SOURCE DATA Start Marker
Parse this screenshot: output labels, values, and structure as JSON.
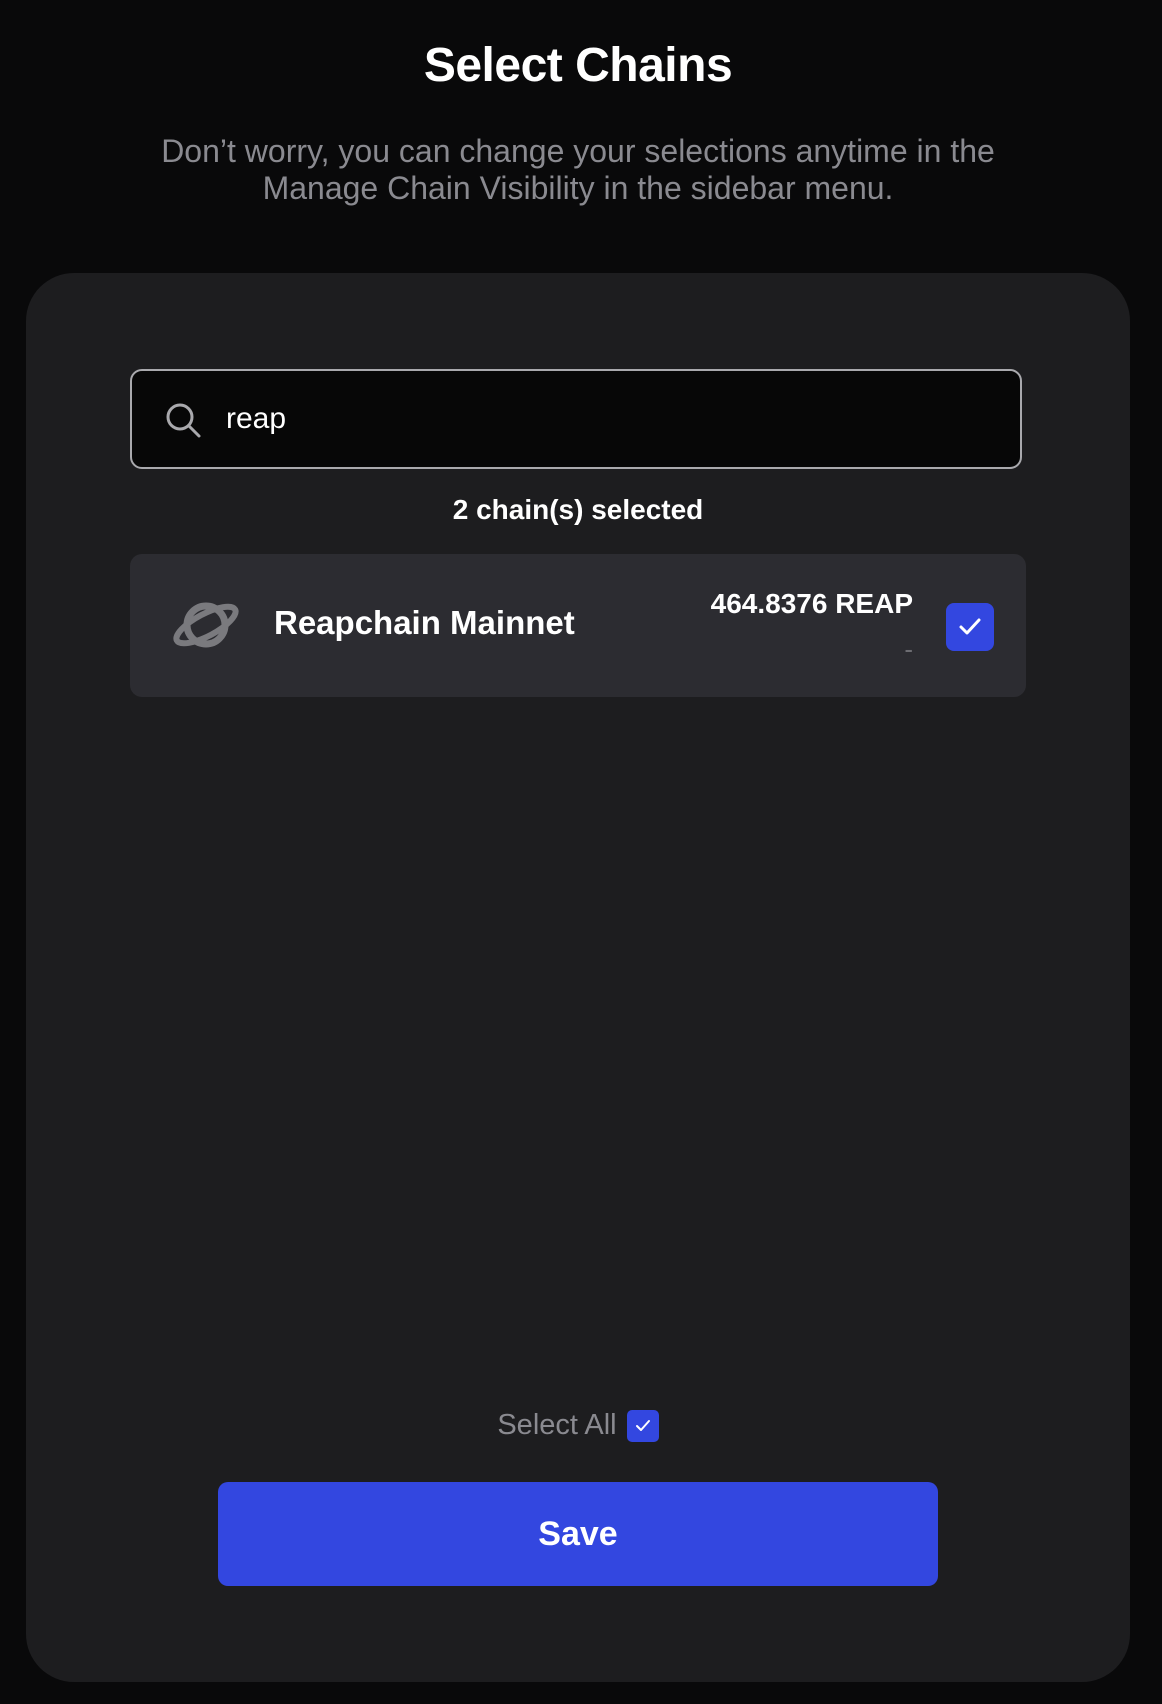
{
  "header": {
    "title": "Select Chains",
    "subtitle_line1": "Don’t worry, you can change your selections anytime in the",
    "subtitle_line2": "Manage Chain Visibility in the sidebar menu."
  },
  "search": {
    "value": "reap",
    "icon": "search-icon"
  },
  "selection": {
    "count_text": "2 chain(s) selected"
  },
  "chains": [
    {
      "name": "Reapchain Mainnet",
      "balance": "464.8376 REAP",
      "value": "-",
      "icon": "planet-icon",
      "checked": true
    }
  ],
  "footer": {
    "select_all_label": "Select All",
    "select_all_checked": true,
    "save_label": "Save"
  },
  "colors": {
    "background": "#09090a",
    "panel": "#1d1d1f",
    "row": "#2c2c31",
    "accent": "#3347e0",
    "muted_text": "#8a8a90"
  }
}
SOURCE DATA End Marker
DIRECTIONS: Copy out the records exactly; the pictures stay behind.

WRITTEN RESPONSE:
Parse this screenshot: output labels, values, and structure as JSON.
{
  "header": {
    "title": "Select Chains",
    "subtitle_line1": "Don’t worry, you can change your selections anytime in the",
    "subtitle_line2": "Manage Chain Visibility in the sidebar menu."
  },
  "search": {
    "value": "reap",
    "icon": "search-icon"
  },
  "selection": {
    "count_text": "2 chain(s) selected"
  },
  "chains": [
    {
      "name": "Reapchain Mainnet",
      "balance": "464.8376 REAP",
      "value": "-",
      "icon": "planet-icon",
      "checked": true
    }
  ],
  "footer": {
    "select_all_label": "Select All",
    "select_all_checked": true,
    "save_label": "Save"
  },
  "colors": {
    "background": "#09090a",
    "panel": "#1d1d1f",
    "row": "#2c2c31",
    "accent": "#3347e0",
    "muted_text": "#8a8a90"
  }
}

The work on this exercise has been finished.